Read through the records. Copy each line that has the word "label".

[Data for this task]
= = = = =

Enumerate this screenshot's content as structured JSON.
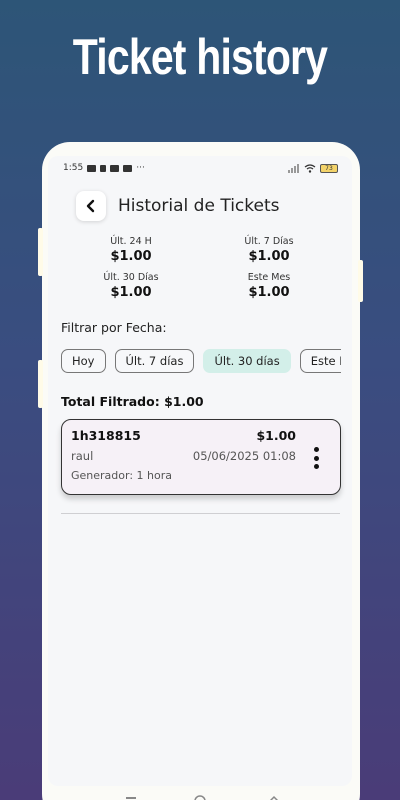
{
  "promo": {
    "title": "Ticket history"
  },
  "status_bar": {
    "time": "1:55",
    "dots": "···",
    "battery": "73"
  },
  "header": {
    "title": "Historial de Tickets",
    "back_icon": "chevron-left-icon"
  },
  "stats": [
    {
      "label": "Últ. 24 H",
      "value": "$1.00"
    },
    {
      "label": "Últ. 7 Días",
      "value": "$1.00"
    },
    {
      "label": "Últ. 30 Días",
      "value": "$1.00"
    },
    {
      "label": "Este Mes",
      "value": "$1.00"
    }
  ],
  "filter": {
    "label": "Filtrar por Fecha:",
    "chips": [
      "Hoy",
      "Últ. 7 días",
      "Últ. 30 días",
      "Este Mes"
    ],
    "selected": "Últ. 30 días"
  },
  "total": {
    "label": "Total Filtrado: $1.00"
  },
  "tickets": [
    {
      "id": "1h318815",
      "amount": "$1.00",
      "user": "raul",
      "date": "05/06/2025 01:08",
      "generator": "Generador: 1 hora"
    }
  ],
  "colors": {
    "accent_chip": "#d3efe9",
    "ticket_bg": "#f6f1f7",
    "background_top": "#2d5577",
    "background_bottom": "#4a3c78"
  }
}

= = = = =

[Task solution]
      "label": "Últ. 24 H",
      "label": "Últ. 7 Días",
      "label": "Últ. 30 Días",
      "label": "Este Mes",
    "label": "Filtrar por Fecha:",
    "label": "Total Filtrado: $1.00"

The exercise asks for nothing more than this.